WHAT THE EXERCISE ASKS: In full and without alteration, print the records below, minus any images.

MATERIAL TO PROCESS:
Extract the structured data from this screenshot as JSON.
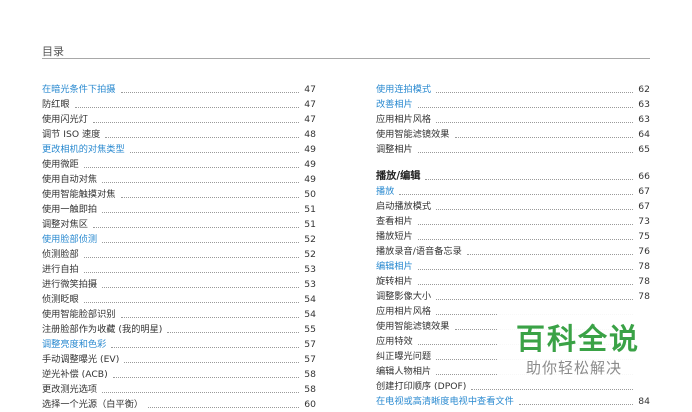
{
  "header": {
    "title": "目录"
  },
  "toc": {
    "left": [
      {
        "label": "在暗光条件下拍摄",
        "page": "47",
        "style": "blue"
      },
      {
        "label": "防红眼",
        "page": "47"
      },
      {
        "label": "使用闪光灯",
        "page": "47"
      },
      {
        "label": "调节 ISO 速度",
        "page": "48"
      },
      {
        "label": "更改相机的对焦类型",
        "page": "49",
        "style": "blue"
      },
      {
        "label": "使用微距",
        "page": "49"
      },
      {
        "label": "使用自动对焦",
        "page": "49"
      },
      {
        "label": "使用智能触摸对焦",
        "page": "50"
      },
      {
        "label": "使用一触即拍",
        "page": "51"
      },
      {
        "label": "调整对焦区",
        "page": "51"
      },
      {
        "label": "使用脸部侦测",
        "page": "52",
        "style": "blue"
      },
      {
        "label": "侦测脸部",
        "page": "52"
      },
      {
        "label": "进行自拍",
        "page": "53"
      },
      {
        "label": "进行微笑拍摄",
        "page": "53"
      },
      {
        "label": "侦测眨眼",
        "page": "54"
      },
      {
        "label": "使用智能脸部识别",
        "page": "54"
      },
      {
        "label": "注册脸部作为收藏 (我的明星)",
        "page": "55"
      },
      {
        "label": "调整亮度和色彩",
        "page": "57",
        "style": "blue"
      },
      {
        "label": "手动调整曝光 (EV)",
        "page": "57"
      },
      {
        "label": "逆光补偿 (ACB)",
        "page": "58"
      },
      {
        "label": "更改测光选项",
        "page": "58"
      },
      {
        "label": "选择一个光源（白平衡）",
        "page": "60"
      }
    ],
    "right": [
      {
        "label": "使用连拍模式",
        "page": "62",
        "style": "blue"
      },
      {
        "label": "改善相片",
        "page": "63",
        "style": "blue"
      },
      {
        "label": "应用相片风格",
        "page": "63"
      },
      {
        "label": "使用智能滤镜效果",
        "page": "64"
      },
      {
        "label": "调整相片",
        "page": "65"
      },
      {
        "label": "播放/编辑",
        "page": "66",
        "style": "section"
      },
      {
        "label": "播放",
        "page": "67",
        "style": "blue"
      },
      {
        "label": "启动播放模式",
        "page": "67"
      },
      {
        "label": "查看相片",
        "page": "73"
      },
      {
        "label": "播放短片",
        "page": "75"
      },
      {
        "label": "播放录音/语音备忘录",
        "page": "76"
      },
      {
        "label": "编辑相片",
        "page": "78",
        "style": "blue"
      },
      {
        "label": "旋转相片",
        "page": "78"
      },
      {
        "label": "调整影像大小",
        "page": "78"
      },
      {
        "label": "应用相片风格",
        "page": ""
      },
      {
        "label": "使用智能滤镜效果",
        "page": ""
      },
      {
        "label": "应用特效",
        "page": ""
      },
      {
        "label": "纠正曝光问题",
        "page": ""
      },
      {
        "label": "编辑人物相片",
        "page": ""
      },
      {
        "label": "创建打印顺序 (DPOF)",
        "page": ""
      },
      {
        "label": "在电视或高清晰度电视中查看文件",
        "page": "84",
        "style": "blue"
      }
    ]
  },
  "watermark": {
    "logo": "百科全说",
    "subtitle": "助你轻松解决"
  }
}
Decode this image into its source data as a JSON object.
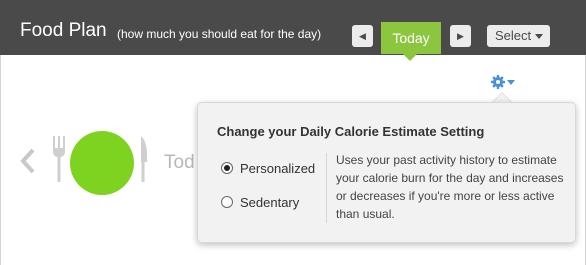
{
  "header": {
    "title": "Food Plan",
    "subtitle": "(how much you should eat for the day)",
    "prev_icon": "left-triangle",
    "next_icon": "right-triangle",
    "today_label": "Today",
    "select_label": "Select",
    "background_color": "#4a4a4a",
    "accent_color": "#8cc63f"
  },
  "settings_button": {
    "icon": "gear-with-dropdown",
    "color": "#4a90d9"
  },
  "plate_section": {
    "prev_icon": "chevron-left",
    "fork_icon": "fork",
    "plate_color": "#7ed321",
    "knife_icon": "knife",
    "day_label_partial": "Tod"
  },
  "popup": {
    "title": "Change your Daily Calorie Estimate Setting",
    "options": [
      {
        "label": "Personalized",
        "selected": true
      },
      {
        "label": "Sedentary",
        "selected": false
      }
    ],
    "description": "Uses your past activity history to estimate your calorie burn for the day and increases or decreases if you're more or less active than usual."
  }
}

OUTPUT BELOW:
Extract the structured data from this screenshot as JSON.
{
  "header": {
    "title": "目录"
  },
  "toc": {
    "left": [
      {
        "label": "在暗光条件下拍摄",
        "page": "47",
        "style": "blue"
      },
      {
        "label": "防红眼",
        "page": "47"
      },
      {
        "label": "使用闪光灯",
        "page": "47"
      },
      {
        "label": "调节 ISO 速度",
        "page": "48"
      },
      {
        "label": "更改相机的对焦类型",
        "page": "49",
        "style": "blue"
      },
      {
        "label": "使用微距",
        "page": "49"
      },
      {
        "label": "使用自动对焦",
        "page": "49"
      },
      {
        "label": "使用智能触摸对焦",
        "page": "50"
      },
      {
        "label": "使用一触即拍",
        "page": "51"
      },
      {
        "label": "调整对焦区",
        "page": "51"
      },
      {
        "label": "使用脸部侦测",
        "page": "52",
        "style": "blue"
      },
      {
        "label": "侦测脸部",
        "page": "52"
      },
      {
        "label": "进行自拍",
        "page": "53"
      },
      {
        "label": "进行微笑拍摄",
        "page": "53"
      },
      {
        "label": "侦测眨眼",
        "page": "54"
      },
      {
        "label": "使用智能脸部识别",
        "page": "54"
      },
      {
        "label": "注册脸部作为收藏 (我的明星)",
        "page": "55"
      },
      {
        "label": "调整亮度和色彩",
        "page": "57",
        "style": "blue"
      },
      {
        "label": "手动调整曝光 (EV)",
        "page": "57"
      },
      {
        "label": "逆光补偿 (ACB)",
        "page": "58"
      },
      {
        "label": "更改测光选项",
        "page": "58"
      },
      {
        "label": "选择一个光源（白平衡）",
        "page": "60"
      }
    ],
    "right": [
      {
        "label": "使用连拍模式",
        "page": "62",
        "style": "blue"
      },
      {
        "label": "改善相片",
        "page": "63",
        "style": "blue"
      },
      {
        "label": "应用相片风格",
        "page": "63"
      },
      {
        "label": "使用智能滤镜效果",
        "page": "64"
      },
      {
        "label": "调整相片",
        "page": "65"
      },
      {
        "label": "播放/编辑",
        "page": "66",
        "style": "section"
      },
      {
        "label": "播放",
        "page": "67",
        "style": "blue"
      },
      {
        "label": "启动播放模式",
        "page": "67"
      },
      {
        "label": "查看相片",
        "page": "73"
      },
      {
        "label": "播放短片",
        "page": "75"
      },
      {
        "label": "播放录音/语音备忘录",
        "page": "76"
      },
      {
        "label": "编辑相片",
        "page": "78",
        "style": "blue"
      },
      {
        "label": "旋转相片",
        "page": "78"
      },
      {
        "label": "调整影像大小",
        "page": "78"
      },
      {
        "label": "应用相片风格",
        "page": ""
      },
      {
        "label": "使用智能滤镜效果",
        "page": ""
      },
      {
        "label": "应用特效",
        "page": ""
      },
      {
        "label": "纠正曝光问题",
        "page": ""
      },
      {
        "label": "编辑人物相片",
        "page": ""
      },
      {
        "label": "创建打印顺序 (DPOF)",
        "page": ""
      },
      {
        "label": "在电视或高清晰度电视中查看文件",
        "page": "84",
        "style": "blue"
      }
    ]
  },
  "watermark": {
    "logo": "百科全说",
    "subtitle": "助你轻松解决"
  }
}
Decode this image into its source data as a JSON object.
{
  "header": {
    "title": "Food Plan",
    "subtitle": "(how much you should eat for the day)",
    "prev_icon": "left-triangle",
    "next_icon": "right-triangle",
    "today_label": "Today",
    "select_label": "Select",
    "background_color": "#4a4a4a",
    "accent_color": "#8cc63f"
  },
  "settings_button": {
    "icon": "gear-with-dropdown",
    "color": "#4a90d9"
  },
  "plate_section": {
    "prev_icon": "chevron-left",
    "fork_icon": "fork",
    "plate_color": "#7ed321",
    "knife_icon": "knife",
    "day_label_partial": "Tod"
  },
  "popup": {
    "title": "Change your Daily Calorie Estimate Setting",
    "options": [
      {
        "label": "Personalized",
        "selected": true
      },
      {
        "label": "Sedentary",
        "selected": false
      }
    ],
    "description": "Uses your past activity history to estimate your calorie burn for the day and increases or decreases if you're more or less active than usual."
  }
}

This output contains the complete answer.